With very few embankments or cuttings, the railway tracks follow the contours of these sand-hills. At most times the train is traversing two or more of these sand-hills at the same time, causing a run in and out of slack between the couplings which was hard to control, causing the brake and relay van to be moving either slow or very fast in just a few yards of travel.

As much as possible the crews avoided cooking or eating whilst travelling between Kimba and Darke Peak because it was almost impossible to stand upright over these sections, known as the switchbacks by the railway blokes.

One day it came about that Len and Mudrock had to cook while travelling over this section and Len passed a remark to Mudrock to the effect that the railways didn’t go to much expense when they laid this piece of track.
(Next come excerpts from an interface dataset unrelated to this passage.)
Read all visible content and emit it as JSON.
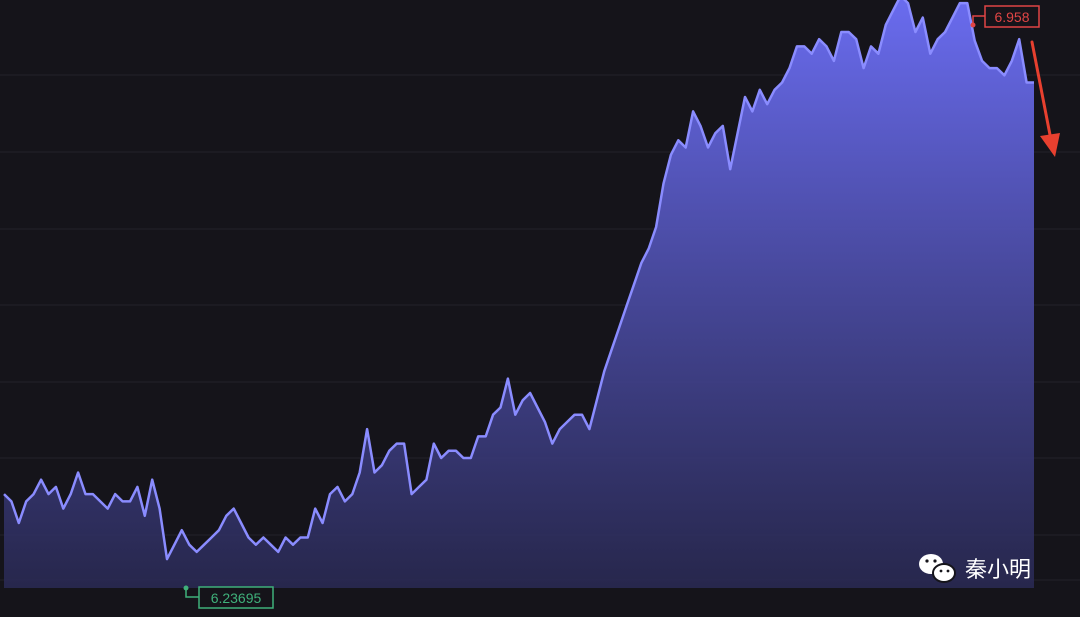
{
  "chart_data": {
    "type": "area",
    "title": "",
    "xlabel": "",
    "ylabel": "",
    "ylim": [
      6.2,
      6.97
    ],
    "grid": "horizontal",
    "legend": "none",
    "series": [
      {
        "values": [
          6.33,
          6.32,
          6.29,
          6.32,
          6.33,
          6.35,
          6.33,
          6.34,
          6.31,
          6.33,
          6.36,
          6.33,
          6.33,
          6.32,
          6.31,
          6.33,
          6.32,
          6.32,
          6.34,
          6.3,
          6.35,
          6.31,
          6.24,
          6.26,
          6.28,
          6.26,
          6.25,
          6.26,
          6.27,
          6.28,
          6.3,
          6.31,
          6.29,
          6.27,
          6.26,
          6.27,
          6.26,
          6.25,
          6.27,
          6.26,
          6.27,
          6.27,
          6.31,
          6.29,
          6.33,
          6.34,
          6.32,
          6.33,
          6.36,
          6.42,
          6.36,
          6.37,
          6.39,
          6.4,
          6.4,
          6.33,
          6.34,
          6.35,
          6.4,
          6.38,
          6.39,
          6.39,
          6.38,
          6.38,
          6.41,
          6.41,
          6.44,
          6.45,
          6.49,
          6.44,
          6.46,
          6.47,
          6.45,
          6.43,
          6.4,
          6.42,
          6.43,
          6.44,
          6.44,
          6.42,
          6.46,
          6.5,
          6.53,
          6.56,
          6.59,
          6.62,
          6.65,
          6.67,
          6.7,
          6.76,
          6.8,
          6.82,
          6.81,
          6.86,
          6.84,
          6.81,
          6.83,
          6.84,
          6.78,
          6.83,
          6.88,
          6.86,
          6.89,
          6.87,
          6.89,
          6.9,
          6.92,
          6.95,
          6.95,
          6.94,
          6.96,
          6.95,
          6.93,
          6.97,
          6.97,
          6.96,
          6.92,
          6.95,
          6.94,
          6.98,
          7.0,
          7.02,
          7.01,
          6.97,
          6.99,
          6.94,
          6.96,
          6.97,
          6.99,
          7.01,
          7.01,
          6.958,
          6.93,
          6.92,
          6.92,
          6.91,
          6.93,
          6.96,
          6.9,
          6.9
        ]
      }
    ],
    "annotations": {
      "high": {
        "label": "6.958",
        "color": "#e04545"
      },
      "low": {
        "label": "6.23695",
        "color": "#3fb07a"
      }
    },
    "colors": {
      "line": "#8a8cff",
      "area_top": "#6a6cf0",
      "area_bottom": "#2a2a55",
      "background": "#15141a",
      "grid": "#23222b",
      "arrow": "#e8402f"
    }
  },
  "watermark": {
    "icon": "wechat-icon",
    "text": "秦小明"
  }
}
Mudrock replied, “Well Len at least we have the satisfaction of knowing that the fellow who surveyed this railroad knows exactly what we think of it”. So, he related in detail about the time back in the early days, when the Resident Engineer was travelling over these switchbacks in the relay van with the crew.

The fireman had just completed a masterpiece of juggling and ballet dancing, managing to cook a meal without spilling his food, placed it on the table, turned towards the stove to add hot water to his coffee when the van jerked almost to a stop and picked up to approximately twenty miles per hour in just over a few yards, upsetting his hot meal all over the floor. The fireman threw his coffee on the floor to join the rest of his meal, raised his voice in anger and said “The fellow that designed this bloody railroad ought to have it jammed up his bloody so-and-so”.

The Resident Engineer looked up and in his very English voice, replied “You must think I have a very accommodating backside”.

Right: The track profile between Darke Peak and Kimba is still much the same as it was in the 1960s. At least now there are no brakevans to torture the crews. This May 2014 view shows an empty grain train leaving Waddikee, bound for Kimba. Photo: Peter Knife.